The century-long journey from museum as exposition to museum as experience finds its ultimate expression, for now and the foreseeable future, at Glenstone – the newly and vastly expanded museum of contemporary art in the rolling, altogether monied hills of Maryland.
While the spotlight here is on the likes of Rothko, Twombly, Pollock, Calder, Warhol & Friends, the lessons learned from the journey are borrowed from Disney World and Jurassic Park. Happily, with a nod to Jeff Goldblum, the pirates, which in this case would have to mean the artists, don’t eat the tourists.
At Glenstone, the goal isn’t merely looking at art but absolutely encountering it. From its often-stark, monochromatic architecture to its acreage of dramatic mid-Atlantic landscaping, walking from one installation, one experience, to the next provides the space and time to let what you’ve just encountered sink in and start to make room for what you will encounter next.
Like Walt Disney’s original theme park and Michael Crichton’s island of prehistoric life, Glenstone was born of one dazzling vision. Among the gray-shirted young women and occasional young men who serve as guides, ushers and never-fail good-attitude dispensers, Emily Wei Rales and Mitchell R. Rales are known as “our founders.” Their original museum (now known as the Gallery) stands on the site of their original home on this property, facing across water past a towering installation by Ellsworth Kelly to their current residence.
The couple “lives” at Glenstone in more ways than one. It was their inspiration and investment that opened here in 2006. And it was their $200 million that created the new Glenmore that welcomed the public after a five-year expansion the first weekend in October. The project had as its goal to make art, architecture and landscape a “seamless” experience. Based on several hours of walking the current 230 acres (up from 100), all the work has been worth it.
The suggestive mythology of The Journey is alive and well at the new Glenstone. After arriving at the aptly named Arrival Hall (where bar-coded tickets get scanned and helpful people talk you through a folded map), you are sent forth to – absolutely nowhere. There is a road twisting across a grassy hillside bordered by trees – yes, autumn is a lovely time to visit – and as in life, you set out along the path. At Disney, there’s a boat ride; Jurassic Park has a helicopter. Most people will, at some point, also flash back to the Yellow Brick Road, though this particular road lopes up and around in unbroken gray to let the colors in nature be the stars.
For most visitors since the re-opening, Glenstone’s most important destination is called The Pavilions. It’s designed by Thomas Phifer of Thomas Phifer and Partners, though the outdoors pulled together with mostly native plants by Adam Greenspan and Peter Walker of PWP Landscape Architecture makes going there every bit as memorable as getting there. Vast expanses of interlocking hills stretch off toward forest, with only the barest hint of stream, creek or pond. The sky is huge and open above this land, a fascination of several artists featured in both the new and the “old” Glenstone collections. We are meant to feel small, to take our proper place, to discover our appropriate scale.

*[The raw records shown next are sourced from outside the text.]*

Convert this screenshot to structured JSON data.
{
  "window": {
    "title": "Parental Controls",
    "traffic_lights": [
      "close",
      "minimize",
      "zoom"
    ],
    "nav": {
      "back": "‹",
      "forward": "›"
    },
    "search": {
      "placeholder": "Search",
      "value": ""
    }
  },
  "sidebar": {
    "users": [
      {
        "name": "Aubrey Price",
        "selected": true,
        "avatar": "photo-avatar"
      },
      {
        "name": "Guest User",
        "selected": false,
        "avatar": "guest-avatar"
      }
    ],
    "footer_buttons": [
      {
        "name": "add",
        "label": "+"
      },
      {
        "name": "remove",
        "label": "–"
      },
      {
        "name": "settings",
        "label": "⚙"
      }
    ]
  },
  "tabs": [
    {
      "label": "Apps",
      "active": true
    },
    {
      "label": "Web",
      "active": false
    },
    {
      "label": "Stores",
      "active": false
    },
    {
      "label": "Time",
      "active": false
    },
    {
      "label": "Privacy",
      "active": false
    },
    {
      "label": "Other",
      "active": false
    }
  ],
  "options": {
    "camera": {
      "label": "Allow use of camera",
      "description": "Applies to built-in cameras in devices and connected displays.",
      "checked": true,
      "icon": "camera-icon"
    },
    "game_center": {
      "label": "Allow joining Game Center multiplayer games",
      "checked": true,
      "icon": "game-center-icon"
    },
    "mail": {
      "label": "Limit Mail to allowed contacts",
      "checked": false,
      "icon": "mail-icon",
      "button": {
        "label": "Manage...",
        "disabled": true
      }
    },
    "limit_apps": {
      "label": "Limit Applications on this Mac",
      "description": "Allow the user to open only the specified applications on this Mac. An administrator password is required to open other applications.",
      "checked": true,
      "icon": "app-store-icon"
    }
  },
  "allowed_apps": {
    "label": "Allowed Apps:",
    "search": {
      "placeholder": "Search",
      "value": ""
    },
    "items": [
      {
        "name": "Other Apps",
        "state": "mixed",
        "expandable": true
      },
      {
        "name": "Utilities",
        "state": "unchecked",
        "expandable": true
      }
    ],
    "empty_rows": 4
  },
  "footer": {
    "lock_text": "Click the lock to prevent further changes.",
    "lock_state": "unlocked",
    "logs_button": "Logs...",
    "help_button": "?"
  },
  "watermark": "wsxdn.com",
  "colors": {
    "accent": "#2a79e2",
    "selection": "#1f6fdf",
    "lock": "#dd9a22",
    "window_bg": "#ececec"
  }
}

And there’s nobody and nothing to tell us exactly how. The Rales clearly despise signage. This makes the insights from guides encountered along your route (seemingly by accident, but of course not) all the more welcome. But it also means there are no signs in this landscape saying where you’re supposed to be looking or what you’re looking at, any more than there are signs offering narrative beyond artist name, title and materials in small print among the art itself. Not a word is written about where the artist was born or studied, where he was living in 1957 or what he might or might not have been going through when he created this piece.
The Rales are making a bold statement, even beyond the obvious minimalism. This art was created to stand on its own. And even if entire books have been written about the artist or the individual piece, it waits for each of us like that Appointment in Samarra, one pair of eyes at a time.